Valenzuela, Luisa (1938–)
Valenzuela, Luisa (1938–)
Luisa Valenzuela (b. 26 November 1938), Argentine writer. The daughter of Argentine writer Luisa Mercedes Levinson, Valenzuela was born in Buenos Aires and grew up in Corrientes and Buenos Aires, which provided settings for her later fiction. She began her writing career as a journalist for the newspaper La Nación and published her first short story at age seventeen. Between 1956 and 1961 she lived in France, where she wrote her first novel, which was published in 1966. But it was with the publication of Hay que sonreír (One Has to Smile, 1966) and a collection of short stories, Los heréticos (1967), that she was recognized as a promising young writer. In 1969 she won a Fulbright scholarship to participate in the International Writers Workshop at the University of Iowa, where she wrote El gato eficaz (1972), a novel in which language rather than characters is the central concern. Later, she traveled throughout Mexico and became interested in Mexican indigenous cultures.
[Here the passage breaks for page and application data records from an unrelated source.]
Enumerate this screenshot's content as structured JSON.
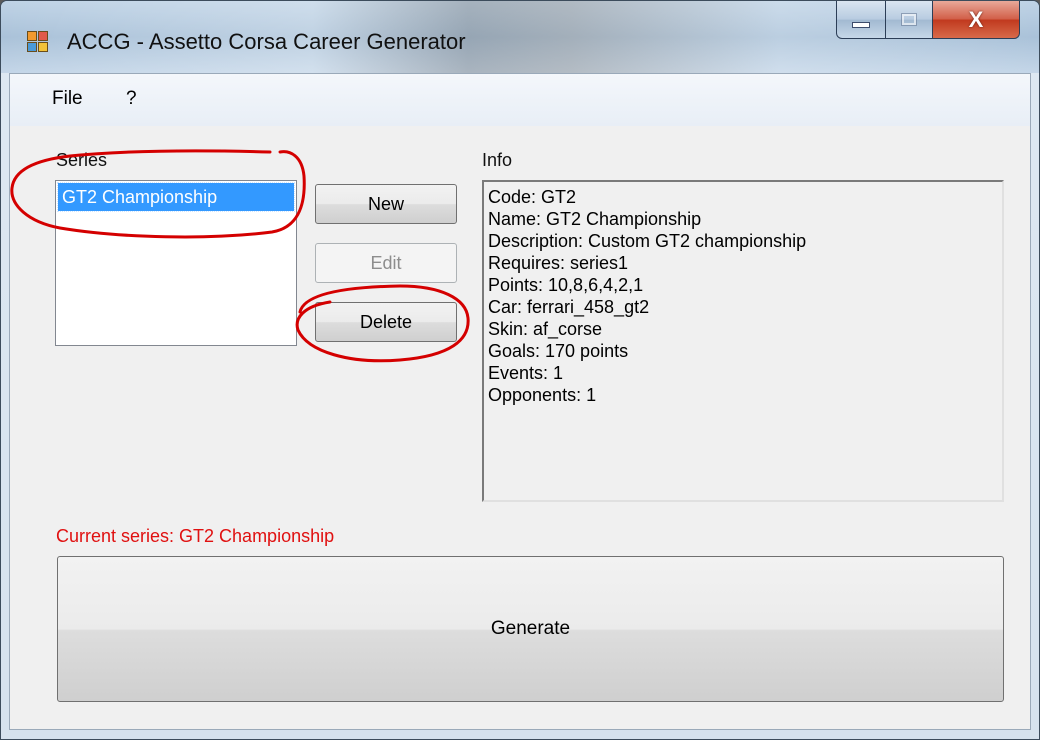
{
  "window": {
    "title": "ACCG - Assetto Corsa Career Generator",
    "close_glyph": "X"
  },
  "menu": {
    "file": "File",
    "help": "?"
  },
  "series": {
    "label": "Series",
    "items": [
      "GT2 Championship"
    ],
    "selected_index": 0
  },
  "buttons": {
    "new": "New",
    "edit": "Edit",
    "delete": "Delete",
    "generate": "Generate"
  },
  "info": {
    "label": "Info",
    "lines": [
      "Code: GT2",
      "Name: GT2 Championship",
      "Description: Custom GT2 championship",
      "Requires: series1",
      "Points: 10,8,6,4,2,1",
      "Car: ferrari_458_gt2",
      "Skin: af_corse",
      "Goals: 170 points",
      "Events: 1",
      "Opponents: 1"
    ]
  },
  "status": {
    "current_series": "Current series: GT2 Championship"
  },
  "colors": {
    "selection": "#3399ff",
    "status_text": "#e01010",
    "annotation": "#d40000"
  },
  "icons": {
    "app": "app-grid-icon",
    "minimize": "minimize-icon",
    "maximize": "maximize-icon",
    "close": "close-icon"
  }
}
She used some of these experiences in writing the stories in Donde viven las águilas (Where Eagles Live, 1983). During 1972 Valenzuela lived in Barcelona, where she wrote Como en la guerra (1977). This novel also centers on language and surrealistic experiences.
Returning to Argentina, Valenzuela wrote Aquí pasan cosas raras (Strange Things Happen Here, 1975). When she felt that the military government threatened her well-being, she moved to New York City. During her sojourn in the United States, some of her works were translated into English. She was featured in popular magazines like Time side-by-side with other well-known Latin American writers, and in 1986 the Review of Contemporary Fiction, a scholarly journal published in the United States, dedicated an issue to Valenzuela's fiction. El libro que no muerde (1980) and Cambio de armas (Other Weapons, 1982) were written during this time. The latter is a collection of five lengthy short stories in which Valenzuela's fiction reaches depth and maturity, where female and male sexuality represents the warped and misunderstood relationship between men and women, who are witness to the disintegration of a reality in which they are victims and victimizers.
In 1983 Valenzuela went back to Argentina, where she published a novel on the political manipulations and sorceries of José López Rega, a picturesque and macabre member of the cabinet of the last Peronist regime, titled Cola de lagartija. Two subsequent novels also deal with Argentina's reality, Novela negra con argentinos (Gothic Novel with Argentines, 1990) and Realidad nacional desde la cama (National Reality from the Bed, 1990). In 1991, the Brazilian Academy of Letters awarded her the Machado de Assis medal. In 2001, she published La traviesa, Peligrosas palabras and Los deseos oscuros y los otros. Cuadernos de Nueva York. A general anthology of her work, Trilogía de los bajos fondos appeared in 2004. She has resided in Buenos Aires since 1989.
See alsoLevinson, Luisa Mercedes .
Sharon Magnarelli, Reflections/Refractions: Reading Luisa Valenzuela (1988).
Victoria Guest, Reweaving the Violated Narrative (1990).
Juanamaría Cordones-Cook, Poética de transgresión en la novelística de Luisa Valenzuela (1991).
Bilbija, Ksenija. Yo soy trampa: Ensayos sobre la obra de Luisa Valenzuela. Buenos Aires: Feminaria Editora, 2003.
Craig, Linda. Juan Carlos Onetti, Manuel Puig and Luisa Valenzuela: Marginality and Gender. Rochester, NY: Tamesis, 2005.
Medeiros Lichem, María Teresa. La voz femenina en la narrativa latinoamericana: Una relectura crítica. Santiago, Chile: Editorial Cuartopropio, 2006.
Magdalena GarcÍa Pinto